havoc isnít fun.
And when thereís no
demon havoc to wreak, Susan takes her clothes off (as a matter of fact,
sometimes the demon havoc actually coincides with the shameless
nudity Ė two for the price of one!).
Like many b-movie actresses, Bobbie Bresee apparently paid quite a
bit for breast enhancements, and dammit, now sheís gonna show them off!
And hey, if sheís willing to spend
so much on her breasts, then by golly, Iím willing to look at them.
I figure I owe her that much. Oh, and I guess she did a little acting in there somewhere. Iíd appraise it, but I honestly wasnít paying attention.
simply said, is good garbage. When
watching a film of this ilk, it always bothers me when the filmmakers try
to make something out of nothing. When
dealing with something simple (i.e. demon housewife killing those who
annoy her), keep it simple: Donít
make it artsy, donít pad it out, and for the love of everything good and
pure, donít give me some half-baked moral (or worse yet, a ďdeeperĒ
meaning). Itís a monster
movie.
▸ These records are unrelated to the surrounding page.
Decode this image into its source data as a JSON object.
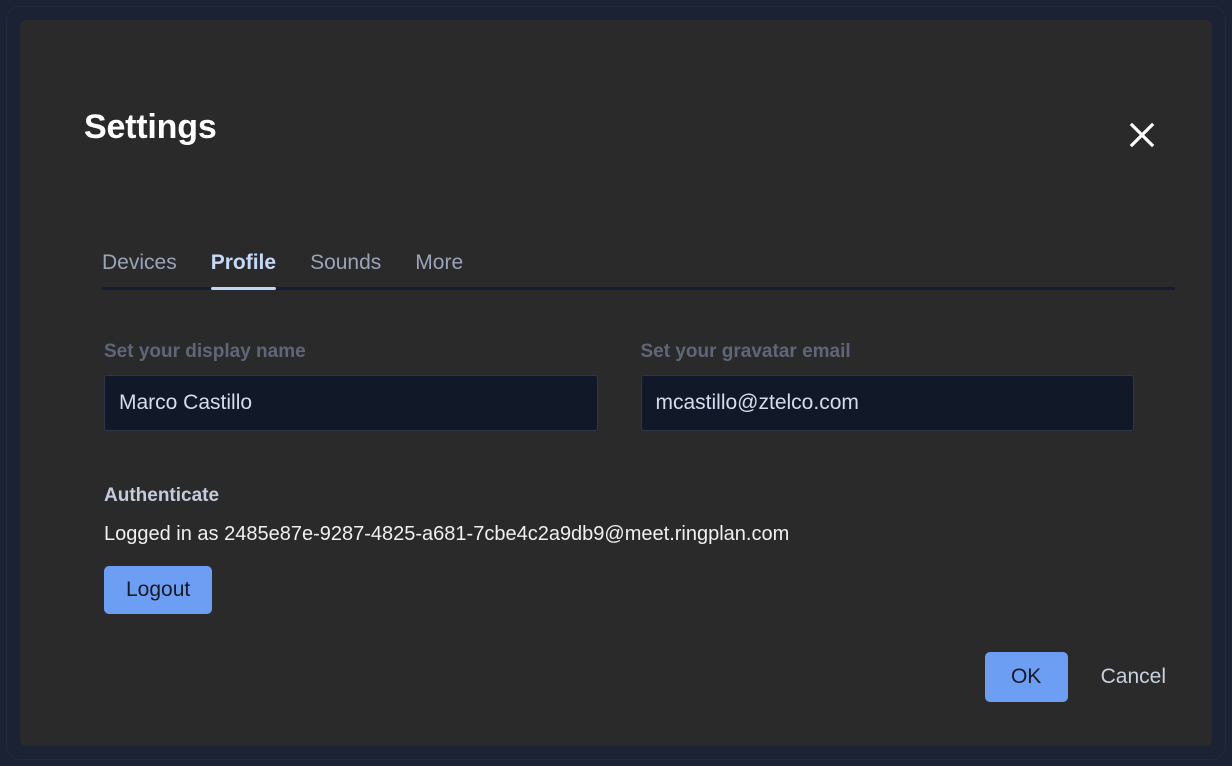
{
  "dialog": {
    "title": "Settings",
    "close_icon": "close-icon"
  },
  "tabs": [
    {
      "label": "Devices",
      "active": false
    },
    {
      "label": "Profile",
      "active": true
    },
    {
      "label": "Sounds",
      "active": false
    },
    {
      "label": "More",
      "active": false
    }
  ],
  "profile": {
    "display_name": {
      "label": "Set your display name",
      "value": "Marco Castillo",
      "placeholder": "Set your display name"
    },
    "gravatar_email": {
      "label": "Set your gravatar email",
      "value": "mcastillo@ztelco.com",
      "placeholder": "Set your gravatar email"
    }
  },
  "authenticate": {
    "heading": "Authenticate",
    "status": "Logged in as 2485e87e-9287-4825-a681-7cbe4c2a9db9@meet.ringplan.com",
    "logout_label": "Logout"
  },
  "footer": {
    "ok_label": "OK",
    "cancel_label": "Cancel"
  },
  "colors": {
    "accent": "#6c9ef3",
    "tab_active": "#bdd5f6",
    "dialog_bg": "#2a2a2a",
    "page_bg": "#1b2233",
    "input_bg": "#111827"
  }
}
People want monsters,
violence and gratuitous nudity. The
last thing they want is a lesson. Believe
you me, there is nothing to learn from Mausoleum.
As a matter of fact,
the only thing that really bothers me about the film is a hint of racism.
LaWanda Page (of Sanford and Son fame) plays the maid,
Elsie. Not only is she constantly spoken down to by her employers (rich
white folk, of course), but thereís also a scene where she suspects
something to be amiss in the Farrell household (green mist emanating from
under the bedroom door will do that).
Instead of investigating, however, she does the ďAh-ma gettiní
outta here!Ē bit and high-tails it out of the house.
I halfway expected her to back into the demon, freeze in her
tracks, and give the ďI just saw me a ghost!Ē face.
Would you look at
that? I spend all that time
whining about people preaching and here I am doing the same.
Allow me to simply
request that you keep your damn stereotypes out of my trashy movies.
Thank you and drive around.
Copyright 2003, J. Bannerman